# [AIM OF THE TASK]
The entries below should be output exactly as written.

# [EXERCISE DATA]
______________________________

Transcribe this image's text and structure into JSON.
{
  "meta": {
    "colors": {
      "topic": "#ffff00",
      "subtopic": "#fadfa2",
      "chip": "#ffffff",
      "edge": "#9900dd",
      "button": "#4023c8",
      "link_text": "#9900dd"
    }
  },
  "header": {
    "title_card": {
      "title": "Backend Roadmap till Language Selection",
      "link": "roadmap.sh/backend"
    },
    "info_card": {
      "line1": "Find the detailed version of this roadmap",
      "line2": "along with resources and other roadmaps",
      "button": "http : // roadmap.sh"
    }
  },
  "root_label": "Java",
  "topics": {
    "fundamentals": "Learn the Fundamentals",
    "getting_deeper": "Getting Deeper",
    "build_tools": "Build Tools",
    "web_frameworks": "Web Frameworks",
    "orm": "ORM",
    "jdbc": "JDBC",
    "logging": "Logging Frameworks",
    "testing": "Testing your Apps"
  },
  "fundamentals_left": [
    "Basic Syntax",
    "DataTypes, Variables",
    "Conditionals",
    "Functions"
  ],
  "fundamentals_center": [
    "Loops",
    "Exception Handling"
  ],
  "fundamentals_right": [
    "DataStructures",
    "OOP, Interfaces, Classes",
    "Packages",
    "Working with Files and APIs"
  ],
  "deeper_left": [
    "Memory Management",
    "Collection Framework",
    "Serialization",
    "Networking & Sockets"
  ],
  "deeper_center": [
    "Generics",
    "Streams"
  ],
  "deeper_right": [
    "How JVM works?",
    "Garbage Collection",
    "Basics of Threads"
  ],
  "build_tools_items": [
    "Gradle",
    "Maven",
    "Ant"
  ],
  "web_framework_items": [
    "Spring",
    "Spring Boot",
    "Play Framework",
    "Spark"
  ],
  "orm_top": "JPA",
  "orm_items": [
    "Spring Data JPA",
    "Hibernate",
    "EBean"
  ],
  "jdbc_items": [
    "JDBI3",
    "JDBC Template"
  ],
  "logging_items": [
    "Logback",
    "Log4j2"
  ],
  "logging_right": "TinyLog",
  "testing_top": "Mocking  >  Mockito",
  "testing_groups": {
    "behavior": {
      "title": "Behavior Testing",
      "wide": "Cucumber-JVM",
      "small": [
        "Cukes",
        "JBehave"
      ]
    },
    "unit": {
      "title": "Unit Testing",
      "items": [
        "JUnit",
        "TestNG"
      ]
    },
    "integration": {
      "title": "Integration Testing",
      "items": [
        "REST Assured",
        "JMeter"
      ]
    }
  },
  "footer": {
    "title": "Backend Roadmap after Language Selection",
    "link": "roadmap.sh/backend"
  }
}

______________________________

# [ANSWER TO THE PROBLEM]
Transcribe this image's text and structure into JSON.
{
  "meta": {
    "colors": {
      "topic": "#ffff00",
      "subtopic": "#fadfa2",
      "chip": "#ffffff",
      "edge": "#9900dd",
      "button": "#4023c8",
      "link_text": "#9900dd"
    }
  },
  "header": {
    "title_card": {
      "title": "Backend Roadmap till Language Selection",
      "link": "roadmap.sh/backend"
    },
    "info_card": {
      "line1": "Find the detailed version of this roadmap",
      "line2": "along with resources and other roadmaps",
      "button": "http : // roadmap.sh"
    }
  },
  "root_label": "Java",
  "topics": {
    "fundamentals": "Learn the Fundamentals",
    "getting_deeper": "Getting Deeper",
    "build_tools": "Build Tools",
    "web_frameworks": "Web Frameworks",
    "orm": "ORM",
    "jdbc": "JDBC",
    "logging": "Logging Frameworks",
    "testing": "Testing your Apps"
  },
  "fundamentals_left": [
    "Basic Syntax",
    "DataTypes, Variables",
    "Conditionals",
    "Functions"
  ],
  "fundamentals_center": [
    "Loops",
    "Exception Handling"
  ],
  "fundamentals_right": [
    "DataStructures",
    "OOP, Interfaces, Classes",
    "Packages",
    "Working with Files and APIs"
  ],
  "deeper_left": [
    "Memory Management",
    "Collection Framework",
    "Serialization",
    "Networking & Sockets"
  ],
  "deeper_center": [
    "Generics",
    "Streams"
  ],
  "deeper_right": [
    "How JVM works?",
    "Garbage Collection",
    "Basics of Threads"
  ],
  "build_tools_items": [
    "Gradle",
    "Maven",
    "Ant"
  ],
  "web_framework_items": [
    "Spring",
    "Spring Boot",
    "Play Framework",
    "Spark"
  ],
  "orm_top": "JPA",
  "orm_items": [
    "Spring Data JPA",
    "Hibernate",
    "EBean"
  ],
  "jdbc_items": [
    "JDBI3",
    "JDBC Template"
  ],
  "logging_items": [
    "Logback",
    "Log4j2"
  ],
  "logging_right": "TinyLog",
  "testing_top": "Mocking  >  Mockito",
  "testing_groups": {
    "behavior": {
      "title": "Behavior Testing",
      "wide": "Cucumber-JVM",
      "small": [
        "Cukes",
        "JBehave"
      ]
    },
    "unit": {
      "title": "Unit Testing",
      "items": [
        "JUnit",
        "TestNG"
      ]
    },
    "integration": {
      "title": "Integration Testing",
      "items": [
        "REST Assured",
        "JMeter"
      ]
    }
  },
  "footer": {
    "title": "Backend Roadmap after Language Selection",
    "link": "roadmap.sh/backend"
  }
}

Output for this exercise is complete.